Literature and Society

The puritan belief system grouped together their religion and government.   In The Scarlet Letter by Nathaniel Hawthorne, this pairing of church and state is made quite apparent.   The governor in the novel is rarely, if ever, seen without Reverend Dimmesdale and several others of their elite grouping.   It’s almost a system of checks and balances; a decision pertaining to the government of the town cannot be made without reference to the clergy and its opinion on the matter.  
“Good Master Dimmesdale…the responsibility of this woman’s soul lies greatly with you.   It behooves you, therefore, to exhort her to repentance, and confession, as a proof and consequence thereof.” (Hawthorne, 58).   Governor Bellingham announces this to the young reverend in front of the entire town.   He is encouraging the Dimmesdale to convince Hester Prynne to announce the man they call her “fellow adulterer”.   The young woman is being jailed and punished by the government, but the leader looks to the minister for help.   Also, Hester is being persecuted for breaking one of the Ten Commandments, which are written in the bible, not for government means.   This in itself shows the clear relationship of church and government affairs in the puritan world.  

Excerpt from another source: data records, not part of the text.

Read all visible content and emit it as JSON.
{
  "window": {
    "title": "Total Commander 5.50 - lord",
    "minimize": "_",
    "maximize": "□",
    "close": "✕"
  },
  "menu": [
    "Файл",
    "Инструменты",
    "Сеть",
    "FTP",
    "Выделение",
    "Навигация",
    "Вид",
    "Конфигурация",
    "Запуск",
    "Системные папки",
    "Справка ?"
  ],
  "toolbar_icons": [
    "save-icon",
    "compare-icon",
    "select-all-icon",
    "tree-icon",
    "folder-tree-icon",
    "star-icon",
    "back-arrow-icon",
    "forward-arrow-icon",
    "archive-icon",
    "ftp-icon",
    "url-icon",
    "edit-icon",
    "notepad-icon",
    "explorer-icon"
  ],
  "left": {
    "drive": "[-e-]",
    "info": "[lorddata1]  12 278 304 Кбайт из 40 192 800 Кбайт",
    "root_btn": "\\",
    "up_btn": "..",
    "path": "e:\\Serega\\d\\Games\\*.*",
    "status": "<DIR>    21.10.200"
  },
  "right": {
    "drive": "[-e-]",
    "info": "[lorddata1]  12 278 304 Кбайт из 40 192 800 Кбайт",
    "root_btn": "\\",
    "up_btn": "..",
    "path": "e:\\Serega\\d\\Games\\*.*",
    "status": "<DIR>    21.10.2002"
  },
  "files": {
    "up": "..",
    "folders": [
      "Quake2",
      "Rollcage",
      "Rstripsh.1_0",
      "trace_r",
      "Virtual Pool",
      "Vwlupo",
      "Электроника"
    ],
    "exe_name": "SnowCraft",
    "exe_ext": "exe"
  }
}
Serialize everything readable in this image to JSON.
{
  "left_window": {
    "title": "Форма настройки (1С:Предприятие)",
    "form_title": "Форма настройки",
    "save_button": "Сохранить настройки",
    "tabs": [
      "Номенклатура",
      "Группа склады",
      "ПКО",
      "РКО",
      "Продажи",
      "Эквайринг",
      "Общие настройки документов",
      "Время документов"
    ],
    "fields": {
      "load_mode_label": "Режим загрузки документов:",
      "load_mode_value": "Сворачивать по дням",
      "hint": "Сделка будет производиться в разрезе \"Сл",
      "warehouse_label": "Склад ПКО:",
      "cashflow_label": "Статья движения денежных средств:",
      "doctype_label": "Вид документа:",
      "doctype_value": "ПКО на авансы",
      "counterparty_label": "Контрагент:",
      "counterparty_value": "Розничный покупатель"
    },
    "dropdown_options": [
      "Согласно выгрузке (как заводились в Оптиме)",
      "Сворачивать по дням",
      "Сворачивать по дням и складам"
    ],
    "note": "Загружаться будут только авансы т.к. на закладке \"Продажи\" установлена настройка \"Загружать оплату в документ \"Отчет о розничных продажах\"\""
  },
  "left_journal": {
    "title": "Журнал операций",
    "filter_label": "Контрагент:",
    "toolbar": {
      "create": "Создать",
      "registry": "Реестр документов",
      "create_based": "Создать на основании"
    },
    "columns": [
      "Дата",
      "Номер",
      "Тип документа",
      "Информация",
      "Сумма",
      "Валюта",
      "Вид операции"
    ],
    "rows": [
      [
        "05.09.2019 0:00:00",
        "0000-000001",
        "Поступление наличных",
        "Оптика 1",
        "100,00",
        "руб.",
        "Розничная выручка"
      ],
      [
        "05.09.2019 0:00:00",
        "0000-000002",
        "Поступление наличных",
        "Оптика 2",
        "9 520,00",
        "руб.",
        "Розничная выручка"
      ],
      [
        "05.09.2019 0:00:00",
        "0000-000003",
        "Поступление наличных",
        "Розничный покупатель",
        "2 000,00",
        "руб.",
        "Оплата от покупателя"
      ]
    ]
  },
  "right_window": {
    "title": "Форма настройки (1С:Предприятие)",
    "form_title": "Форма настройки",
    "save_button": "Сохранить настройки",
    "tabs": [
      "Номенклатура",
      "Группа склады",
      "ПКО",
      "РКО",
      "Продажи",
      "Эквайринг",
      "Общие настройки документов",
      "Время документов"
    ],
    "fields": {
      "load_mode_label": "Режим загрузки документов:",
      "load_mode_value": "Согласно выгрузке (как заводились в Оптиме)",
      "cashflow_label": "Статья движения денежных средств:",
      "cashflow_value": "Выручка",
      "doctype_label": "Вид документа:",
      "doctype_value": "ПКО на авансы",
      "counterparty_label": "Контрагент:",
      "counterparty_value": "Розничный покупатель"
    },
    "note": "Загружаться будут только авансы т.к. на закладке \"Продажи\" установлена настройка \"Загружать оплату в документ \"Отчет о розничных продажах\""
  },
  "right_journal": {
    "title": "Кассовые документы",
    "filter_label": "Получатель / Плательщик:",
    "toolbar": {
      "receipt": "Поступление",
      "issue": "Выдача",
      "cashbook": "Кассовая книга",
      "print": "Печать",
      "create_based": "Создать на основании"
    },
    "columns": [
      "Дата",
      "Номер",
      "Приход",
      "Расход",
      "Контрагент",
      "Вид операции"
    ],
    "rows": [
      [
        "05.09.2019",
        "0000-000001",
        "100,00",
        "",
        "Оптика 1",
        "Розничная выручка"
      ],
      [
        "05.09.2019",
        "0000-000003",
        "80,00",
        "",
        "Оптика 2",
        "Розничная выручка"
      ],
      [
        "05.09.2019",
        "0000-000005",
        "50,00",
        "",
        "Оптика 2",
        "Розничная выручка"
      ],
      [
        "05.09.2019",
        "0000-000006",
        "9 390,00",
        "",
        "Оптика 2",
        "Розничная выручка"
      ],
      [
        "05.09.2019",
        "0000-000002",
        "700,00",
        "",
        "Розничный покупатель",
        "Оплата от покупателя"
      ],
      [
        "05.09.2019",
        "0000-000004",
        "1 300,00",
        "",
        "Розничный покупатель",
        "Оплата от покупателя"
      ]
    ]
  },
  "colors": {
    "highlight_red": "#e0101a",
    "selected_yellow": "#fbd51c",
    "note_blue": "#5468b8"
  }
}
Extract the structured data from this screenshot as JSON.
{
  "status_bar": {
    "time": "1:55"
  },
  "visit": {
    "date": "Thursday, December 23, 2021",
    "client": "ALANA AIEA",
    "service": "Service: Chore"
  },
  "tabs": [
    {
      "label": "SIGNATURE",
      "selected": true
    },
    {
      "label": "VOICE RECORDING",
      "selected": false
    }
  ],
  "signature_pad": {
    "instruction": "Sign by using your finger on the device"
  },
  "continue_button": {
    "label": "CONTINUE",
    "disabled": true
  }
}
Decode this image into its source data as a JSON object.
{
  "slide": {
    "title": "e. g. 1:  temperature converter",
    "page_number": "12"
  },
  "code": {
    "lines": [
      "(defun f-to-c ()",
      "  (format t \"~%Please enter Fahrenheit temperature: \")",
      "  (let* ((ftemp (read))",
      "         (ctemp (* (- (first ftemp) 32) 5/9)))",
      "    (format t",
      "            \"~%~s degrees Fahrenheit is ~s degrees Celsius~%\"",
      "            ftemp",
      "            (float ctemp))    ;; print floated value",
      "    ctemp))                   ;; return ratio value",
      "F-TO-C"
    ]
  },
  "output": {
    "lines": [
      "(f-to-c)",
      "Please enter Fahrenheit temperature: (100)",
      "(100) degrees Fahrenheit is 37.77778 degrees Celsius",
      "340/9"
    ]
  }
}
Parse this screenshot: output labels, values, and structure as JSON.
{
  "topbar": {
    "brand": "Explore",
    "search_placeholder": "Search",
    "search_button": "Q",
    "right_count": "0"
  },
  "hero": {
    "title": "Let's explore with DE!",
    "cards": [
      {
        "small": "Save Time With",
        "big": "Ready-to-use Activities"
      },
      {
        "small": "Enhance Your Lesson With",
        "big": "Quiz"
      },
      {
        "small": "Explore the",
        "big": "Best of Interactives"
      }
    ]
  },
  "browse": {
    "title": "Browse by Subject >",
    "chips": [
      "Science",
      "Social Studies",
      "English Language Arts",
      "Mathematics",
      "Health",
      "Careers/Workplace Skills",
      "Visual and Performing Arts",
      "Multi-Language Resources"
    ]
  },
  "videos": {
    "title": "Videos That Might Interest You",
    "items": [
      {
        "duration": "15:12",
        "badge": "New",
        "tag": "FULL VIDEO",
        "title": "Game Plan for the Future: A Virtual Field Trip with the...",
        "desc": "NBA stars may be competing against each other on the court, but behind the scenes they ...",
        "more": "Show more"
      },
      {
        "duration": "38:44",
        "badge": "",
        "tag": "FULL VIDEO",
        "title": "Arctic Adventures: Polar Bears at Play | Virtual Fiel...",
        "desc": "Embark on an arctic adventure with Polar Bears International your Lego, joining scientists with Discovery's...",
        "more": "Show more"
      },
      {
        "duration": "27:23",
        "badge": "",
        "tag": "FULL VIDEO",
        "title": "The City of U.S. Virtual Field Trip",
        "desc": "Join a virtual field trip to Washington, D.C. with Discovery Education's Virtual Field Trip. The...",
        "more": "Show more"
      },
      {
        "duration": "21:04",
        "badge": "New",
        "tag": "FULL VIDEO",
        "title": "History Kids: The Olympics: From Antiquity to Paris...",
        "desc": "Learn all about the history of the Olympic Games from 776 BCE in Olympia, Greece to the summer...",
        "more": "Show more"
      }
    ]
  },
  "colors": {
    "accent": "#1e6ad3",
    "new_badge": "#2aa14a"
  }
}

“Good Master Wilson, I pray you, examine the Pearl,--since that is her name,--and see whether she hath had such Christian nurture as befits a child of her age.”   (Hawthorne, 100).   This is also said by Governor Bellingham later in the novel.   He is coaxing another reverend into determining whether Hester’s daughter Pearl should remain in her care.   The connection between religion and government is so important in this novel and in the puritan way of life that they ask the child questions about God to determine something as serious as who will be her guardian.  
The puritan ideals are greatly acknowledged in The Scarlet Letter.   Their coupling of church and state is repeatedly brought to the reader’s attention upon reading the novel....